§ Source data:
═══
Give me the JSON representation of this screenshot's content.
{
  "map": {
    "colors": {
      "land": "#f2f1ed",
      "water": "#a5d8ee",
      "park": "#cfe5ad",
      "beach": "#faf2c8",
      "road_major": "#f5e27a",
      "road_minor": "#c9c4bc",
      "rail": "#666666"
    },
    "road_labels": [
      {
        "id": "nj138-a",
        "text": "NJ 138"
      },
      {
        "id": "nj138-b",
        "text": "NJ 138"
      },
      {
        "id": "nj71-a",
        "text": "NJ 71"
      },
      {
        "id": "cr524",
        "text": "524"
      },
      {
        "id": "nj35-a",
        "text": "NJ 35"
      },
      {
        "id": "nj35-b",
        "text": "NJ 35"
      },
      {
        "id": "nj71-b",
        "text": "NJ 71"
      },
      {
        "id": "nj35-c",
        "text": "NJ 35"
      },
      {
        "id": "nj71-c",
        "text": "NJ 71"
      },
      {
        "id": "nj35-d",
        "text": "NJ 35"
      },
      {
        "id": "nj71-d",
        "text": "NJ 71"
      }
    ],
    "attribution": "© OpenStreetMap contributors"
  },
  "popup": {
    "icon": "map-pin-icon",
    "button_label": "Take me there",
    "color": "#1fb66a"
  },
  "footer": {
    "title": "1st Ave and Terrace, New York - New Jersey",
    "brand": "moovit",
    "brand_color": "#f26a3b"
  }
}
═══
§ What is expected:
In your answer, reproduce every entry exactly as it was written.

§ Result for this exercise:
Give me the JSON representation of this screenshot's content.
{
  "map": {
    "colors": {
      "land": "#f2f1ed",
      "water": "#a5d8ee",
      "park": "#cfe5ad",
      "beach": "#faf2c8",
      "road_major": "#f5e27a",
      "road_minor": "#c9c4bc",
      "rail": "#666666"
    },
    "road_labels": [
      {
        "id": "nj138-a",
        "text": "NJ 138"
      },
      {
        "id": "nj138-b",
        "text": "NJ 138"
      },
      {
        "id": "nj71-a",
        "text": "NJ 71"
      },
      {
        "id": "cr524",
        "text": "524"
      },
      {
        "id": "nj35-a",
        "text": "NJ 35"
      },
      {
        "id": "nj35-b",
        "text": "NJ 35"
      },
      {
        "id": "nj71-b",
        "text": "NJ 71"
      },
      {
        "id": "nj35-c",
        "text": "NJ 35"
      },
      {
        "id": "nj71-c",
        "text": "NJ 71"
      },
      {
        "id": "nj35-d",
        "text": "NJ 35"
      },
      {
        "id": "nj71-d",
        "text": "NJ 71"
      }
    ],
    "attribution": "© OpenStreetMap contributors"
  },
  "popup": {
    "icon": "map-pin-icon",
    "button_label": "Take me there",
    "color": "#1fb66a"
  },
  "footer": {
    "title": "1st Ave and Terrace, New York - New Jersey",
    "brand": "moovit",
    "brand_color": "#f26a3b"
  }
}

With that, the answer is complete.